--- Work item ---
Since the data must remain as supplied, reproduce it word for word.

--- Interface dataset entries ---
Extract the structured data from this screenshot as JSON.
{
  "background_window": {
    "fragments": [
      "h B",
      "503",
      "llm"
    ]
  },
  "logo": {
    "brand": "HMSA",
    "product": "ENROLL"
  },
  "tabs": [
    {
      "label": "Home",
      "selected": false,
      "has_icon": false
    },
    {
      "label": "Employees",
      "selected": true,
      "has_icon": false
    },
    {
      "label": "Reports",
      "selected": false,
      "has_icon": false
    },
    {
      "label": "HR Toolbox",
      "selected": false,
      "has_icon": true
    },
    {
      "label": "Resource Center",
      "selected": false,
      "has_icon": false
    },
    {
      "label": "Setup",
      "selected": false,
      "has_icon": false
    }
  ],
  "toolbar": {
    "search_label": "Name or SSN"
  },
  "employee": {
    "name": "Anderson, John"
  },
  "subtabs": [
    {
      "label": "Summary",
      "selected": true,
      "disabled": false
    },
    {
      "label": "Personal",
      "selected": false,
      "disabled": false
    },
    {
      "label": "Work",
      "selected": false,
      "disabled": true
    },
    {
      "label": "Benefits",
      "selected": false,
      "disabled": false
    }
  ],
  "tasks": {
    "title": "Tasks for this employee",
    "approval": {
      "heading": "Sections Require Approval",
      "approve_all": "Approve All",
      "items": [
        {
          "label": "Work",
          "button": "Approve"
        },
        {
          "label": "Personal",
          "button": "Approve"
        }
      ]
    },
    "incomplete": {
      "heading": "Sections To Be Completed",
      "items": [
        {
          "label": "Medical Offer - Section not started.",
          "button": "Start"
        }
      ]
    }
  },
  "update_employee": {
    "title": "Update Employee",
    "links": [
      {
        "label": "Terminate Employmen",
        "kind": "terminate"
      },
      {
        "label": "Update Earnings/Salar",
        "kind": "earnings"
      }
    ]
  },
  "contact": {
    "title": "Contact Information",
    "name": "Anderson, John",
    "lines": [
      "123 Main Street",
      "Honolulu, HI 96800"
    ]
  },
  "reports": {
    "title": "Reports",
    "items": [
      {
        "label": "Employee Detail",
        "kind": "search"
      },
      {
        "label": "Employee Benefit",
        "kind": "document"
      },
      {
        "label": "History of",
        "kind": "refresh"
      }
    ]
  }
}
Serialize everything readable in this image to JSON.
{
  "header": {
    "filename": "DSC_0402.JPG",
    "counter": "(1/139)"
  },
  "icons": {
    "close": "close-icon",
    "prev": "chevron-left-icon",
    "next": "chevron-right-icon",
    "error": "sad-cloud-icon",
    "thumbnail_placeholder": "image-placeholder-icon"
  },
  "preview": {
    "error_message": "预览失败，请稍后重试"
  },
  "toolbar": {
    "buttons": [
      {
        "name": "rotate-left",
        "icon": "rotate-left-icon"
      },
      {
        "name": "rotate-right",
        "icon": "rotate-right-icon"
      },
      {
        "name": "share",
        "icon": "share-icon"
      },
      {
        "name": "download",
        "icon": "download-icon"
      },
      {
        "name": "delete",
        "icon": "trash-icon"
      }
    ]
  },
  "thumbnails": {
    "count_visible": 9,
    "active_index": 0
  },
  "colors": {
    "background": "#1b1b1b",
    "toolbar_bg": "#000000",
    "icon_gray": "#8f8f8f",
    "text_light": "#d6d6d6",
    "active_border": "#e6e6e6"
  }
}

--- Reply to the exercise ---
Extract the structured data from this screenshot as JSON.
{
  "background_window": {
    "fragments": [
      "h B",
      "503",
      "llm"
    ]
  },
  "logo": {
    "brand": "HMSA",
    "product": "ENROLL"
  },
  "tabs": [
    {
      "label": "Home",
      "selected": false,
      "has_icon": false
    },
    {
      "label": "Employees",
      "selected": true,
      "has_icon": false
    },
    {
      "label": "Reports",
      "selected": false,
      "has_icon": false
    },
    {
      "label": "HR Toolbox",
      "selected": false,
      "has_icon": true
    },
    {
      "label": "Resource Center",
      "selected": false,
      "has_icon": false
    },
    {
      "label": "Setup",
      "selected": false,
      "has_icon": false
    }
  ],
  "toolbar": {
    "search_label": "Name or SSN"
  },
  "employee": {
    "name": "Anderson, John"
  },
  "subtabs": [
    {
      "label": "Summary",
      "selected": true,
      "disabled": false
    },
    {
      "label": "Personal",
      "selected": false,
      "disabled": false
    },
    {
      "label": "Work",
      "selected": false,
      "disabled": true
    },
    {
      "label": "Benefits",
      "selected": false,
      "disabled": false
    }
  ],
  "tasks": {
    "title": "Tasks for this employee",
    "approval": {
      "heading": "Sections Require Approval",
      "approve_all": "Approve All",
      "items": [
        {
          "label": "Work",
          "button": "Approve"
        },
        {
          "label": "Personal",
          "button": "Approve"
        }
      ]
    },
    "incomplete": {
      "heading": "Sections To Be Completed",
      "items": [
        {
          "label": "Medical Offer - Section not started.",
          "button": "Start"
        }
      ]
    }
  },
  "update_employee": {
    "title": "Update Employee",
    "links": [
      {
        "label": "Terminate Employmen",
        "kind": "terminate"
      },
      {
        "label": "Update Earnings/Salar",
        "kind": "earnings"
      }
    ]
  },
  "contact": {
    "title": "Contact Information",
    "name": "Anderson, John",
    "lines": [
      "123 Main Street",
      "Honolulu, HI 96800"
    ]
  },
  "reports": {
    "title": "Reports",
    "items": [
      {
        "label": "Employee Detail",
        "kind": "search"
      },
      {
        "label": "Employee Benefit",
        "kind": "document"
      },
      {
        "label": "History of",
        "kind": "refresh"
      }
    ]
  }
}
Serialize everything readable in this image to JSON.
{
  "header": {
    "filename": "DSC_0402.JPG",
    "counter": "(1/139)"
  },
  "icons": {
    "close": "close-icon",
    "prev": "chevron-left-icon",
    "next": "chevron-right-icon",
    "error": "sad-cloud-icon",
    "thumbnail_placeholder": "image-placeholder-icon"
  },
  "preview": {
    "error_message": "预览失败，请稍后重试"
  },
  "toolbar": {
    "buttons": [
      {
        "name": "rotate-left",
        "icon": "rotate-left-icon"
      },
      {
        "name": "rotate-right",
        "icon": "rotate-right-icon"
      },
      {
        "name": "share",
        "icon": "share-icon"
      },
      {
        "name": "download",
        "icon": "download-icon"
      },
      {
        "name": "delete",
        "icon": "trash-icon"
      }
    ]
  },
  "thumbnails": {
    "count_visible": 9,
    "active_index": 0
  },
  "colors": {
    "background": "#1b1b1b",
    "toolbar_bg": "#000000",
    "icon_gray": "#8f8f8f",
    "text_light": "#d6d6d6",
    "active_border": "#e6e6e6"
  }
}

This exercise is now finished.